Last week, New York and Grub Street asked some of our favorite past Grub Street Diet subjects to keep one-day diaries of what they eat while self-quarantining, which we’ll be running over the next few days. Here, the author, chef, and host Samin Nosrat walks us through the way she spent Monday, March 23.
The truth is, I haven’t been eating the way I usually do since the stay-at-home order started. I haven’t zeroed in exactly on what is different, but I don’t have the same sort of appetite as I normally do, and I am craving a lot less sugar and fewer snacks than I normally eat. Even though I spend a lot of my time thinking about what I want to cook later in the day, or the following day, I don’t really feel all that excited about eating.

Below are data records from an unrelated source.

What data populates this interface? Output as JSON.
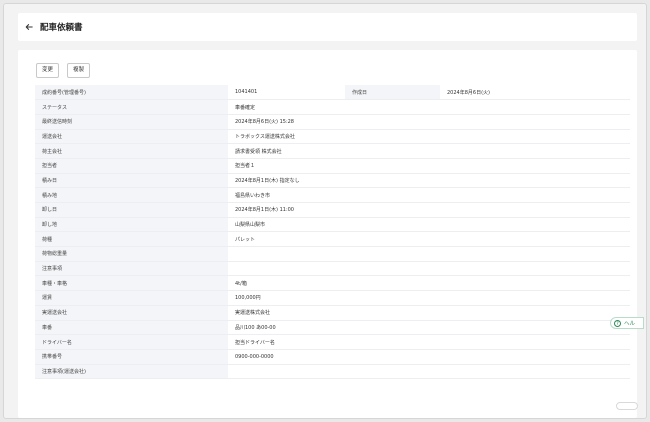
{
  "header": {
    "title": "配車依頼書"
  },
  "toolbar": {
    "change_label": "変更",
    "copy_label": "複製"
  },
  "detail": {
    "first_row": {
      "label": "成約番号(管理番号)",
      "value": "1041401",
      "label2": "作成日",
      "value2": "2024年8月6日(火)"
    },
    "rows": [
      {
        "label": "ステータス",
        "value": "車番確定"
      },
      {
        "label": "最終送信時刻",
        "value": "2024年8月6日(火) 15:28"
      },
      {
        "label": "運送会社",
        "value": "トラボックス運送株式会社"
      },
      {
        "label": "荷主会社",
        "value": "請求書受領 株式会社"
      },
      {
        "label": "担当者",
        "value": "担当者１"
      },
      {
        "label": "積み日",
        "value": "2024年8月1日(木) 指定なし"
      },
      {
        "label": "積み地",
        "value": "福島県いわき市"
      },
      {
        "label": "卸し日",
        "value": "2024年8月1日(木) 11:00"
      },
      {
        "label": "卸し地",
        "value": "山梨県山梨市"
      },
      {
        "label": "荷種",
        "value": "パレット"
      },
      {
        "label": "荷物総重量",
        "value": ""
      },
      {
        "label": "注意事項",
        "value": ""
      },
      {
        "label": "車種・車格",
        "value": "4t/箱"
      },
      {
        "label": "運賃",
        "value": "100,000円"
      },
      {
        "label": "実運送会社",
        "value": "実運送株式会社"
      },
      {
        "label": "車番",
        "value": "品川100 あ00-00"
      },
      {
        "label": "ドライバー名",
        "value": "担当ドライバー名"
      },
      {
        "label": "携帯番号",
        "value": "0900-000-0000"
      },
      {
        "label": "注意事項(運送会社)",
        "value": ""
      }
    ]
  },
  "help": {
    "label": "ヘル"
  }
}
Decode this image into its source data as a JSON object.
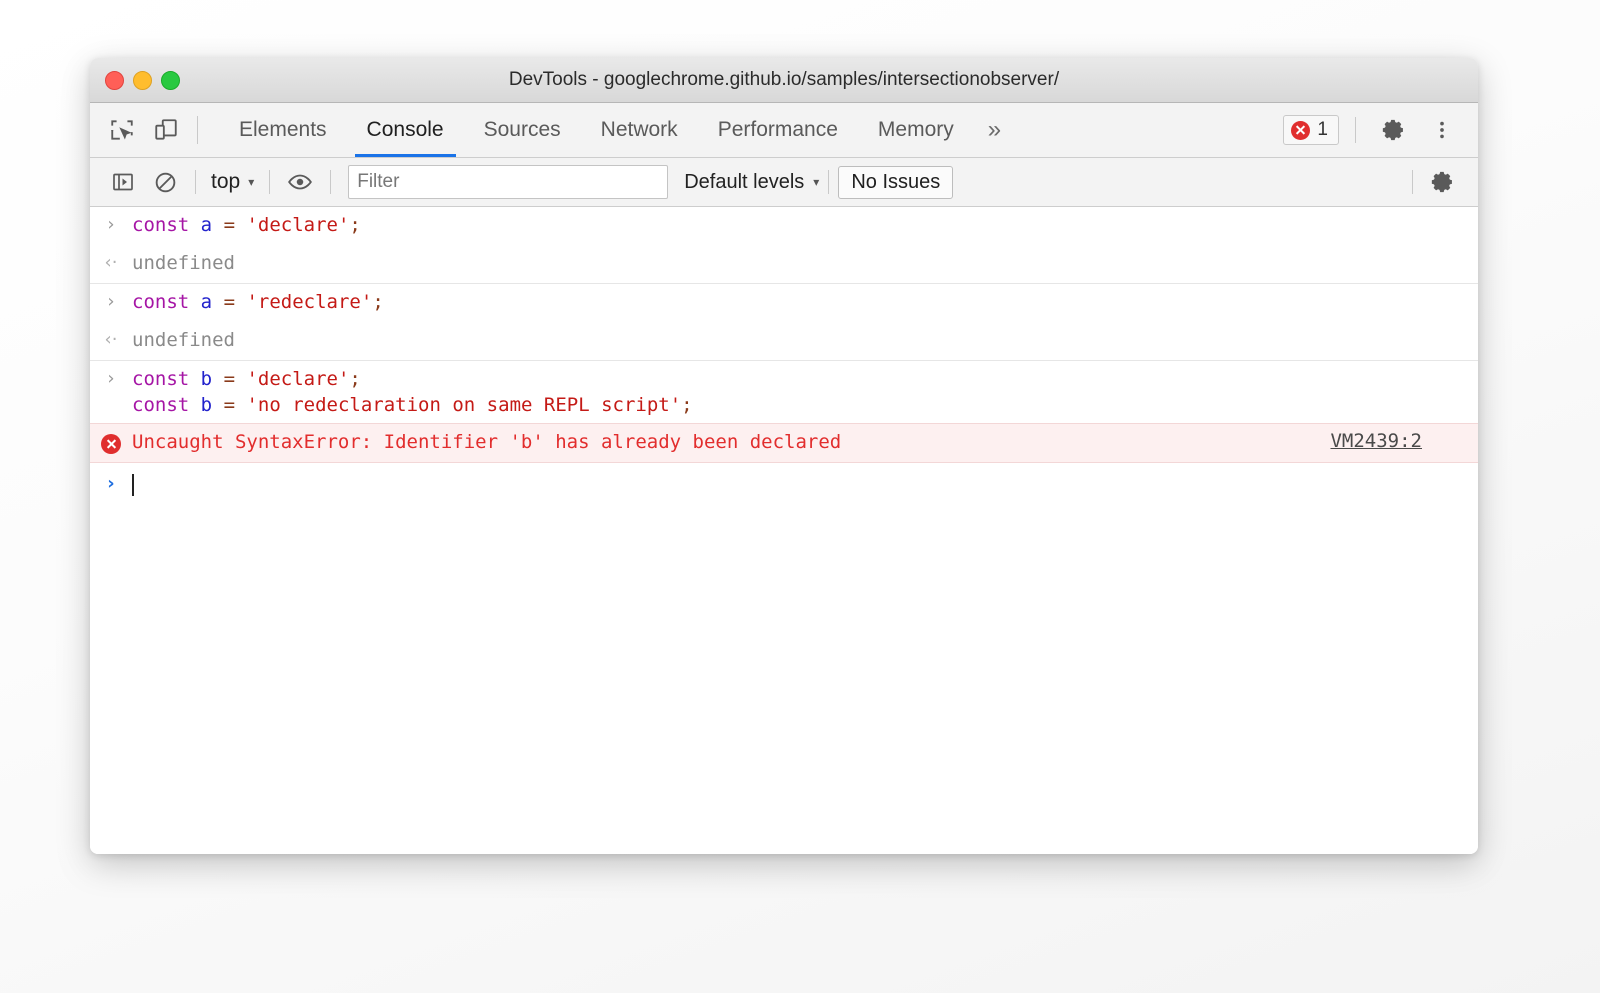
{
  "window": {
    "title": "DevTools - googlechrome.github.io/samples/intersectionobserver/",
    "traffic_lights": [
      "close-red",
      "minimize-yellow",
      "zoom-green"
    ]
  },
  "tabbar": {
    "inspect_icon": "inspect-element-icon",
    "device_icon": "device-toolbar-icon",
    "tabs": [
      {
        "label": "Elements",
        "active": false
      },
      {
        "label": "Console",
        "active": true
      },
      {
        "label": "Sources",
        "active": false
      },
      {
        "label": "Network",
        "active": false
      },
      {
        "label": "Performance",
        "active": false
      },
      {
        "label": "Memory",
        "active": false
      }
    ],
    "more_tabs_label": "»",
    "error_count": "1",
    "error_icon": "error-circle-icon",
    "settings_icon": "gear-icon",
    "menu_icon": "more-vertical-icon"
  },
  "consolebar": {
    "sidebar_toggle_icon": "console-sidebar-icon",
    "clear_icon": "clear-console-icon",
    "context": "top",
    "context_caret": "▾",
    "eye_icon": "live-expression-eye-icon",
    "filter_placeholder": "Filter",
    "filter_value": "",
    "levels_label": "Default levels",
    "levels_caret": "▾",
    "issues_label": "No Issues",
    "settings_icon": "console-settings-gear-icon"
  },
  "console": {
    "input_chevron": "›",
    "output_chevron": "‹·",
    "prompt_chevron": "›",
    "entries": [
      {
        "type": "input",
        "tokens": [
          {
            "t": "const",
            "c": "kw"
          },
          {
            "t": " ",
            "c": ""
          },
          {
            "t": "a",
            "c": "var"
          },
          {
            "t": " ",
            "c": ""
          },
          {
            "t": "=",
            "c": "op"
          },
          {
            "t": " ",
            "c": ""
          },
          {
            "t": "'declare'",
            "c": "str"
          },
          {
            "t": ";",
            "c": "op"
          }
        ]
      },
      {
        "type": "output",
        "text": "undefined"
      },
      {
        "type": "input",
        "tokens": [
          {
            "t": "const",
            "c": "kw"
          },
          {
            "t": " ",
            "c": ""
          },
          {
            "t": "a",
            "c": "var"
          },
          {
            "t": " ",
            "c": ""
          },
          {
            "t": "=",
            "c": "op"
          },
          {
            "t": " ",
            "c": ""
          },
          {
            "t": "'redeclare'",
            "c": "str"
          },
          {
            "t": ";",
            "c": "op"
          }
        ]
      },
      {
        "type": "output",
        "text": "undefined"
      },
      {
        "type": "input",
        "tokens": [
          {
            "t": "const",
            "c": "kw"
          },
          {
            "t": " ",
            "c": ""
          },
          {
            "t": "b",
            "c": "var"
          },
          {
            "t": " ",
            "c": ""
          },
          {
            "t": "=",
            "c": "op"
          },
          {
            "t": " ",
            "c": ""
          },
          {
            "t": "'declare'",
            "c": "str"
          },
          {
            "t": ";\n",
            "c": "op"
          },
          {
            "t": "const",
            "c": "kw"
          },
          {
            "t": " ",
            "c": ""
          },
          {
            "t": "b",
            "c": "var"
          },
          {
            "t": " ",
            "c": ""
          },
          {
            "t": "=",
            "c": "op"
          },
          {
            "t": " ",
            "c": ""
          },
          {
            "t": "'no redeclaration on same REPL script'",
            "c": "str"
          },
          {
            "t": ";",
            "c": "op"
          }
        ]
      },
      {
        "type": "error",
        "text": "Uncaught SyntaxError: Identifier 'b' has already been declared",
        "source_link": "VM2439:2"
      },
      {
        "type": "prompt",
        "text": ""
      }
    ]
  },
  "colors": {
    "accent_blue": "#1a73e8",
    "error_red": "#e02e2e",
    "error_bg": "#fdf0f0",
    "keyword": "#a515a5",
    "variable": "#2222cc",
    "string": "#c41a16",
    "operator": "#8a3a1a",
    "muted_text": "#8a8a8a"
  }
}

Upon waking up, I took my antidepressants — always crucial, but especially so these days!
I wasn’t very hungry for breakfast, so I made a milky, cardamom-y cup of coffee, sat in my heated garden chair, and watched a pair of titmouses — titmice? — work on the nest they’ve been building in my garden for a few weeks.
I came in and continued to sip the coffee while I listened to the first draft of Home Cooking, a new podcast I’m working on with my friend Hrishikesh Hirway, and found myself pleasantly surprised by how little I hated my own voice.
After some puttering in the garden, I walked a few blocks to see my friend Elazar Sontag, who just got back to Oakland from Brooklyn. He’d posted on Instagram that he had made cookies and had left them out for neighbors on his stoop. My pup, Fava, foraged for treats on the steps, I sat at the bottom, and Elazar stayed at the top while we had a nice check-in, and I grabbed a cookie to eat at home: gluten-free oatmeal raisin with a big melty piece of chocolate on top. Perfectly baked, so nice!
I caught up on email, talked to Hrishi, took a nap, tried to watch St. Elmo’s Fire (good music, bad movie), and finally decided to heat up some of yesterday’s baked beans (which were essentially half-bacon). I spread them on a piece of toast and ate a Persian cucumber and drank a huge glass of water alongside it all.
I worked in the garden some more — mostly weeding — and then, as it started to get cold, I came inside and made myself a pot of soba tea, which is so warming and delicious. I finished reading, for the second time, my friend Jon Mooallem’s beautiful new book, This Is Chance, which left me with a warm and fuzzy feeling inside, and I decided to start a pot of congee for dinner.
I mixed chicken stock I’d made the week before with Kokuho Rose short grain rice in a pot with some sliced ginger, a few cloves of garlic, a generous pinch of salt, and a splash of fish sauce. I let that simmer for about four hours. In the meantime, I realized I was out of peanuts, so I took Fava for a walk to the corner market to get some.
When it was time to eat, I realized I hadn’t had any vegetables all day, so I boiled a bunch of broccolini from the farmers’ market and ate that alongside my congee, which I topped with cilantro, chile crisp, and chopped toasted peanuts. I also fished a sparkling passion-fruit drink out of my fridge. My friend Greta Caruso sent it to me. It’s a slightly evil, very delicious prototype she is testing for a premixed cocktail (I couldn’t tell there was any booze in there!). I drank that alongside my porridge while Fava ran zoomies around the living room.
*This article appears in the March 30, 2020, issue of New York Magazine. Subscribe Now!
More Quarantine Diets
- Lulu Wang Quarantines With Homemade Stock and Kimchi Pancakes
- J. Kenji López-Alt Quarantines With Carnitas and Breakfast Strata
- Julia Turshen Quarantines With Matzoh Brei and Homemade Ricotta
- Paul Scheer Quarantines With Canned Wine and Deep-dish Pizza
- Ruth Reichl Quarantines With Parmesan Stock and Mapo Tofu
- Alissa Nutting Quarantines With Anthropomorphic Cereal